At sundown on September 25, Jews around the world will begin observing the holiday of Rosh Hashanah.
Translated as “head of the year,” Rosh Hashanah is one of four, yes, FOUR, Jewish “new years,” and is marked is a time for renewal of mind, body and spirit. The holiday leads off a period of deep prayer and reflection concluding with Yom Kippur, or Day of Atonement.
I have long found the timing of Rosh Hashanah to be more auspicious than the secular new year that begins in January. The timing of the holiday alongside the start of fall and, for many, the transition from a more leisurely summer to the busier days of work and school make it an ideal time for checking in on where we are in our lives.

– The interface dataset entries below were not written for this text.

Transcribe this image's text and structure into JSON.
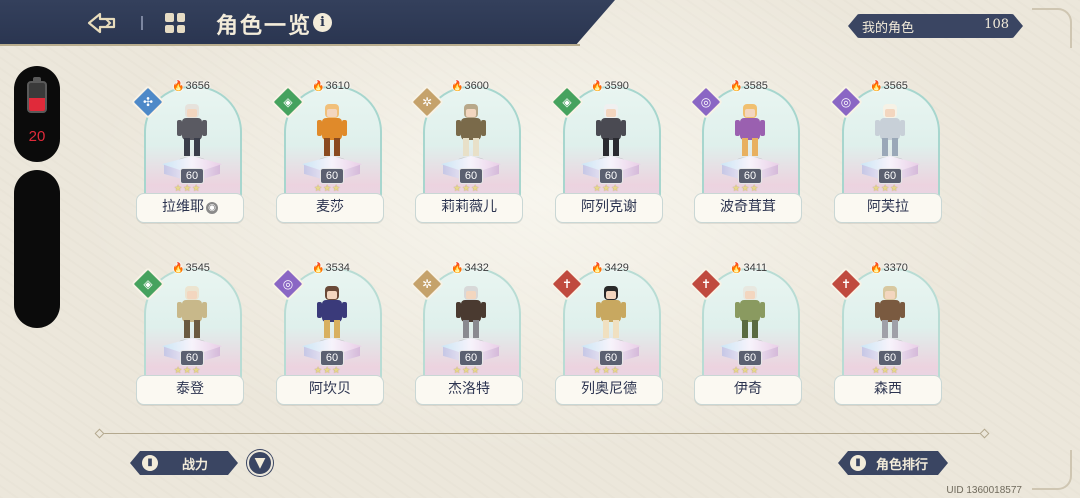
{
  "header": {
    "title": "角色一览",
    "my_characters_label": "我的角色",
    "my_characters_count": "108"
  },
  "side": {
    "stamina_value": "20",
    "stamina_fill_fraction": 0.45,
    "battery_color": "#e02a3a"
  },
  "characters": [
    {
      "name": "拉维耶",
      "power": "3656",
      "level": "60",
      "class_icon": "water-class-icon",
      "tag": true
    },
    {
      "name": "麦莎",
      "power": "3610",
      "level": "60",
      "class_icon": "earth-class-icon"
    },
    {
      "name": "莉莉薇儿",
      "power": "3600",
      "level": "60",
      "class_icon": "sun-class-icon"
    },
    {
      "name": "阿列克谢",
      "power": "3590",
      "level": "60",
      "class_icon": "earth-class-icon"
    },
    {
      "name": "波奇茸茸",
      "power": "3585",
      "level": "60",
      "class_icon": "void-class-icon"
    },
    {
      "name": "阿芙拉",
      "power": "3565",
      "level": "60",
      "class_icon": "void-class-icon"
    },
    {
      "name": "泰登",
      "power": "3545",
      "level": "60",
      "class_icon": "earth-class-icon"
    },
    {
      "name": "阿坎贝",
      "power": "3534",
      "level": "60",
      "class_icon": "void-class-icon"
    },
    {
      "name": "杰洛特",
      "power": "3432",
      "level": "60",
      "class_icon": "sun-class-icon"
    },
    {
      "name": "列奥尼德",
      "power": "3429",
      "level": "60",
      "class_icon": "fire-class-icon"
    },
    {
      "name": "伊奇",
      "power": "3411",
      "level": "60",
      "class_icon": "fire-class-icon"
    },
    {
      "name": "森西",
      "power": "3370",
      "level": "60",
      "class_icon": "fire-class-icon"
    }
  ],
  "bottom": {
    "sort_label": "战力",
    "ranking_label": "角色排行",
    "uid": "UID 1360018577"
  },
  "colors": {
    "header_bg": "#2a3550",
    "accent_red": "#e02a3a",
    "pill_bg": "#3a4562"
  }
}
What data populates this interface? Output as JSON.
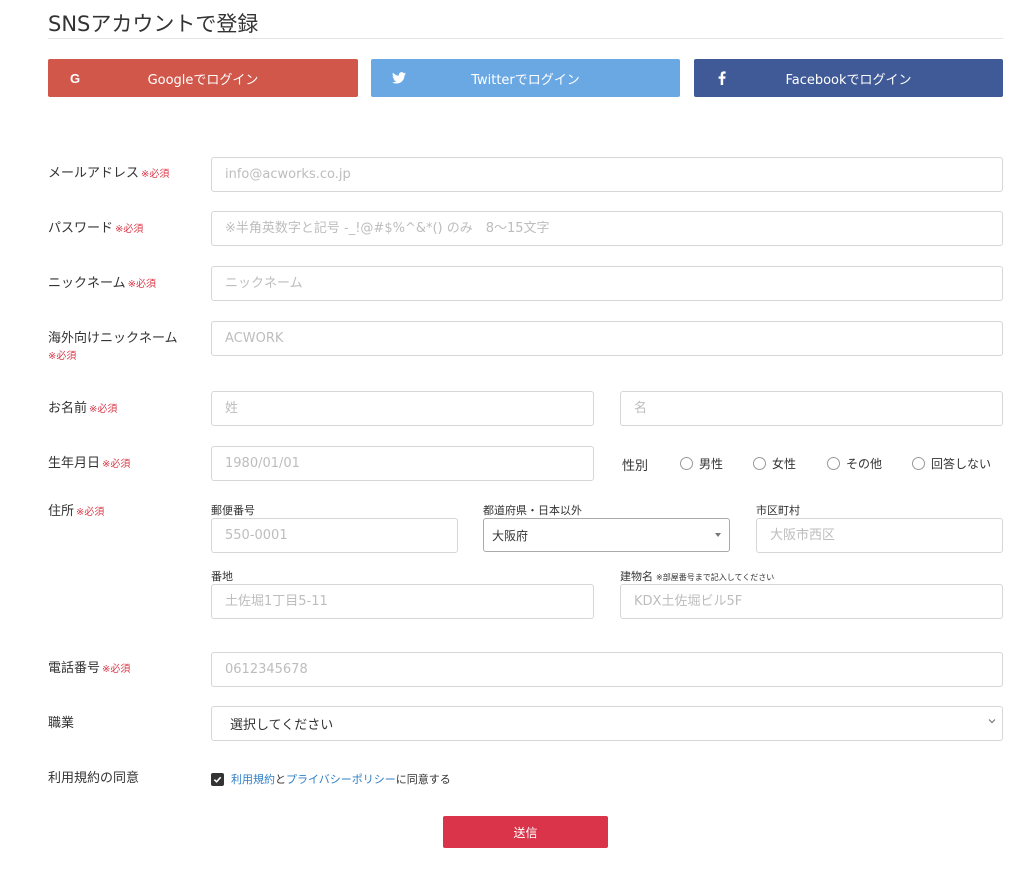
{
  "page_title": "SNSアカウントで登録",
  "sns": {
    "google_label": "Googleでログイン",
    "twitter_label": "Twitterでログイン",
    "facebook_label": "Facebookでログイン"
  },
  "required_mark": "※必須",
  "fields": {
    "email": {
      "label": "メールアドレス",
      "placeholder": "info@acworks.co.jp"
    },
    "password": {
      "label": "パスワード",
      "placeholder": "※半角英数字と記号 -_!@#$%^&*() のみ　8〜15文字"
    },
    "nickname": {
      "label": "ニックネーム",
      "placeholder": "ニックネーム"
    },
    "overseas_nickname": {
      "label": "海外向けニックネーム",
      "placeholder": "ACWORK"
    },
    "name": {
      "label": "お名前",
      "last_placeholder": "姓",
      "first_placeholder": "名"
    },
    "birthday": {
      "label": "生年月日",
      "placeholder": "1980/01/01"
    },
    "gender": {
      "label": "性別",
      "options": [
        "男性",
        "女性",
        "その他",
        "回答しない"
      ]
    },
    "address": {
      "label": "住所",
      "postal_label": "郵便番号",
      "postal_placeholder": "550-0001",
      "prefecture_label": "都道府県・日本以外",
      "prefecture_value": "大阪府",
      "city_label": "市区町村",
      "city_placeholder": "大阪市西区",
      "street_label": "番地",
      "street_placeholder": "土佐堀1丁目5-11",
      "building_label": "建物名",
      "building_note": "※部屋番号まで記入してください",
      "building_placeholder": "KDX土佐堀ビル5F"
    },
    "phone": {
      "label": "電話番号",
      "placeholder": "0612345678"
    },
    "job": {
      "label": "職業",
      "value": "選択してください"
    },
    "terms": {
      "label": "利用規約の同意",
      "checked": true,
      "link_terms": "利用規約",
      "connector": "と",
      "link_privacy": "プライバシーポリシー",
      "suffix": "に同意する"
    }
  },
  "submit_label": "送信",
  "colors": {
    "google": "#d0574a",
    "twitter": "#6aa8e4",
    "facebook": "#3f5a97",
    "required": "#d93a4a",
    "submit": "#d9344a",
    "link": "#2f7fc8"
  },
  "icons": {
    "google": "google-icon",
    "twitter": "twitter-icon",
    "facebook": "facebook-icon"
  }
}
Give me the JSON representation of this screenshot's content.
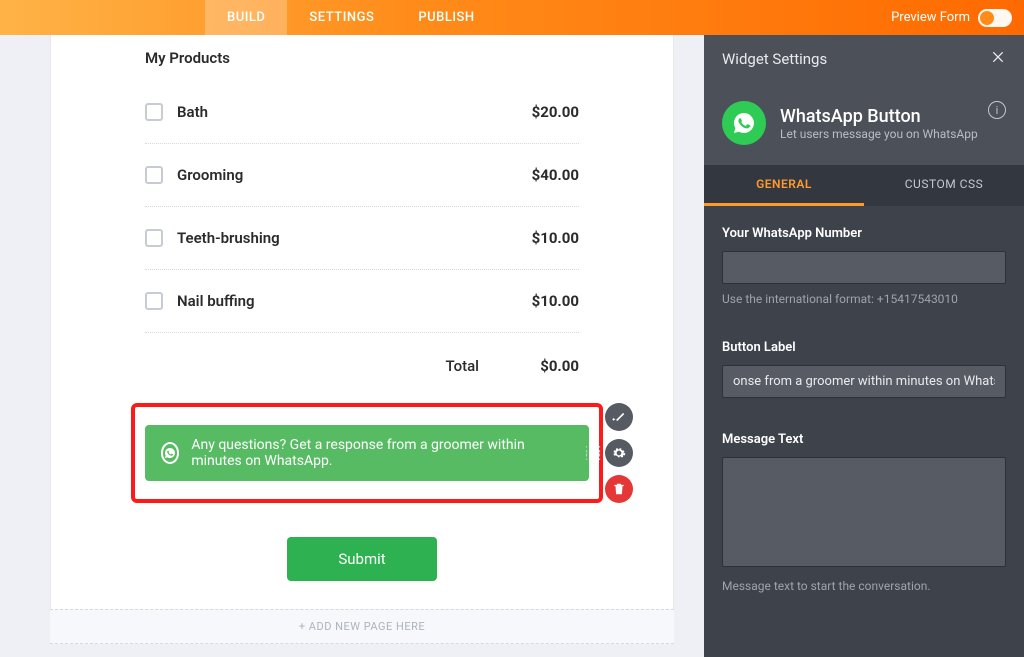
{
  "nav": {
    "tabs": [
      "BUILD",
      "SETTINGS",
      "PUBLISH"
    ],
    "preview_label": "Preview Form"
  },
  "form": {
    "section_title": "My Products",
    "products": [
      {
        "label": "Bath",
        "price": "$20.00"
      },
      {
        "label": "Grooming",
        "price": "$40.00"
      },
      {
        "label": "Teeth-brushing",
        "price": "$10.00"
      },
      {
        "label": "Nail buffing",
        "price": "$10.00"
      }
    ],
    "total_label": "Total",
    "total_amount": "$0.00",
    "whatsapp_button_text": "Any questions? Get a response from a groomer within minutes on WhatsApp.",
    "submit_label": "Submit",
    "add_page_label": "+ ADD NEW PAGE HERE"
  },
  "panel": {
    "header": "Widget Settings",
    "widget_title": "WhatsApp Button",
    "widget_subtitle": "Let users message you on WhatsApp",
    "tabs": {
      "general": "GENERAL",
      "css": "CUSTOM CSS"
    },
    "fields": {
      "number_label": "Your WhatsApp Number",
      "number_value": "",
      "number_hint": "Use the international format: +15417543010",
      "button_label_label": "Button Label",
      "button_label_value": "onse from a groomer within minutes on WhatsApp.",
      "message_label": "Message Text",
      "message_value": "",
      "message_hint": "Message text to start the conversation."
    }
  }
}
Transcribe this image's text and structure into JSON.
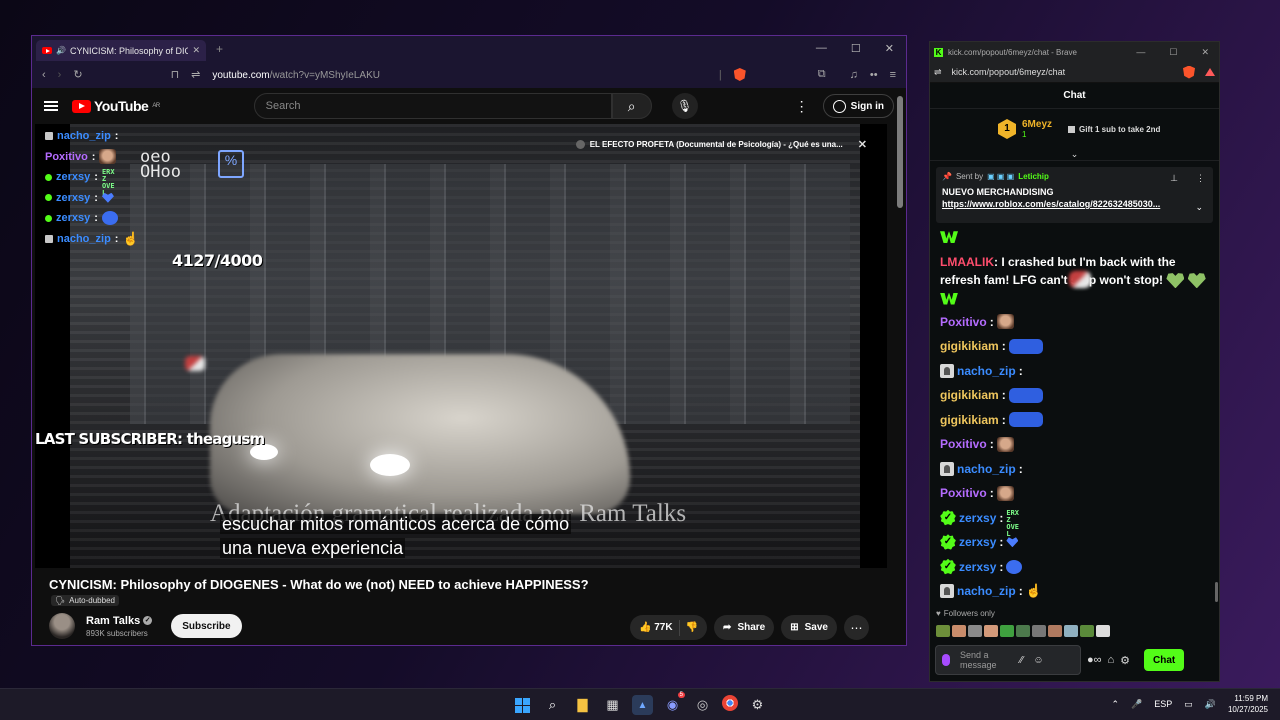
{
  "youtube_window": {
    "tab_title": "CYNICISM: Philosophy of DIO",
    "url_host": "youtube.com",
    "url_path": "/watch?v=yMShyIeLAKU",
    "logo_text": "YouTube",
    "logo_region": "AR",
    "search_placeholder": "Search",
    "signin_label": "Sign in",
    "video": {
      "overlay_chat": [
        {
          "user": "nacho_zip",
          "color": "#3b8cff"
        },
        {
          "user": "Poxitivo",
          "color": "#b56cff"
        },
        {
          "user": "zerxsy",
          "color": "#3b8cff"
        },
        {
          "user": "zerxsy",
          "color": "#3b8cff"
        },
        {
          "user": "zerxsy",
          "color": "#3b8cff"
        },
        {
          "user": "nacho_zip",
          "color": "#3b8cff"
        }
      ],
      "overlay_logo_text": "oeo\nOHoo",
      "overlay_logo_pct": "%",
      "counter": "4127/4000",
      "last_subscriber": "LAST SUBSCRIBER: theagusm",
      "recommendation": "EL EFECTO PROFETA (Documental de Psicología) - ¿Qué es una...",
      "burned_caption": "Adaptación gramatical realizada por Ram Talks",
      "subtitle_line1": "escuchar mitos románticos acerca de cómo",
      "subtitle_line2": "una nueva experiencia"
    },
    "title": "CYNICISM: Philosophy of DIOGENES - What do we (not) NEED to achieve HAPPINESS?",
    "auto_dubbed": "Auto-dubbed",
    "channel_name": "Ram Talks",
    "subscribers": "893K subscribers",
    "subscribe_label": "Subscribe",
    "likes": "77K",
    "share_label": "Share",
    "save_label": "Save"
  },
  "kick_window": {
    "window_title": "kick.com/popout/6meyz/chat - Brave",
    "url": "kick.com/popout/6meyz/chat",
    "chat_header": "Chat",
    "top_gifter": {
      "rank": "1",
      "name": "6Meyz",
      "count": "1",
      "gift_label": "Gift 1 sub to take 2nd"
    },
    "pinned": {
      "sent_by": "Sent by",
      "sender": "Letichip",
      "title": "NUEVO MERCHANDISING",
      "link": "https://www.roblox.com/es/catalog/822632485030..."
    },
    "messages": [
      {
        "user": "LMAALIK",
        "color": "#ff4d6d",
        "text": "I crashed but I'm back with the refresh fam! LFG can't stop won't stop!"
      },
      {
        "user": "Poxitivo",
        "color": "#b56cff"
      },
      {
        "user": "gigikikiam",
        "color": "#f0c75e"
      },
      {
        "user": "nacho_zip",
        "color": "#3b8cff"
      },
      {
        "user": "gigikikiam",
        "color": "#f0c75e"
      },
      {
        "user": "gigikikiam",
        "color": "#f0c75e"
      },
      {
        "user": "Poxitivo",
        "color": "#b56cff"
      },
      {
        "user": "nacho_zip",
        "color": "#3b8cff"
      },
      {
        "user": "Poxitivo",
        "color": "#b56cff"
      },
      {
        "user": "zerxsy",
        "color": "#3b8cff"
      },
      {
        "user": "zerxsy",
        "color": "#3b8cff"
      },
      {
        "user": "zerxsy",
        "color": "#3b8cff"
      },
      {
        "user": "nacho_zip",
        "color": "#3b8cff"
      }
    ],
    "followers_only": "Followers only",
    "send_placeholder": "Send a message",
    "chat_button": "Chat"
  },
  "taskbar": {
    "language": "ESP",
    "time": "11:59 PM",
    "date": "10/27/2025",
    "discord_badge": "5"
  },
  "colors": {
    "kick_green": "#53fc18",
    "youtube_red": "#ff0000",
    "brave_orange": "#fb542b"
  }
}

There are many aspects of Rosh Hashanah most Jews, myself included, would find appropriative if those with no affiliation with the religion were to adapt, however, anyone, regardless of religion or lack thereof, all of us can use this time to set our intentions for the coming year. Note, these aren’t resolutions, such as “lose 20 pounds” or “earn more money,” but rather a mindful path toward achieving our best selves.
Editor’s note: This post is about my experience attending Mindfulness for Families at The Rubin Museum of Art. My family’s visit was compensated by the museum. All views expressed are my own.
My two boys and I are exploring The Rubin Museum of Art, absorbing the various paintings, sculptures and architecture. We are tasked by mindfulness expert, Archimedes Bibiano, to move through the space, sans electronics, and take mental snapshots of whatever inspires us in the moment. There are no rules — only a time limit — and everything from the chairs in the cafe to the color of the walls is worthy of consideration.
My six-year-old wants to discover the sixth floor, so we ride the elevator up, anticipating what exciting treasures me might find. We walk out on the floor, and we catch a glimpse of the floor below, which is visible from the top of the spiral staircase, which climbs up the center of the museum. From this perspective, my son notices a pool of water with wooden cut outs floating inside. He sees some visitors stepping from piece to piece and is eager to try this himself. Continue reading →
Difficult, stubborn, strong-willed, a free spirit. All of these words describe my oldest son. He is only four, yet he often pushes me over the line between parent and child. I am not ashamed to admit I have lost my cool on occasion. I have found myself sucked into battle after battle. I resented him for not being a more easy-going child. On many days, I was just hoping to make it to bed time before becoming emotionally exhausted and physically aching.
If you have a child like mine, I am sure like me, you looked for ways to change his or her behavior. You read the blogs, sought guidance from your own parents and shared your struggles with your friends. All have good intentions. Phrases like “positive reinforcement” and “be stern, but fair,” are constantly buzzing in your ear. You try everything to get your kid to change, to just be a little easier. To be like your friends’ kids. Maybe you see a change, and maybe you don’t. Maybe when things don’t work, you question everything you have ever done as a parent.
I was that parent. I asked, “Why me?” When it seemed like I spent day after day trying to reason with my son. I turned my frustration out on him, and that just made things worse. It was a horrible cycle leaving everyone tired and unhappy. I thought, if only I had more help, if only my kid was easier, if only I had more peace and quiet.
Privacy & Cookies Policy
Necessary cookies are absolutely essential for the website to function properly. This category only includes cookies that ensures basic functionalities and security features of the website. These cookies do not store any personal information.
Any cookies that may not be particularly necessary for the website to function and is used specifically to collect user personal data via analytics, ads, other embedded contents are termed as non-necessary cookies. It is mandatory to procure user consent prior to running these cookies on your website.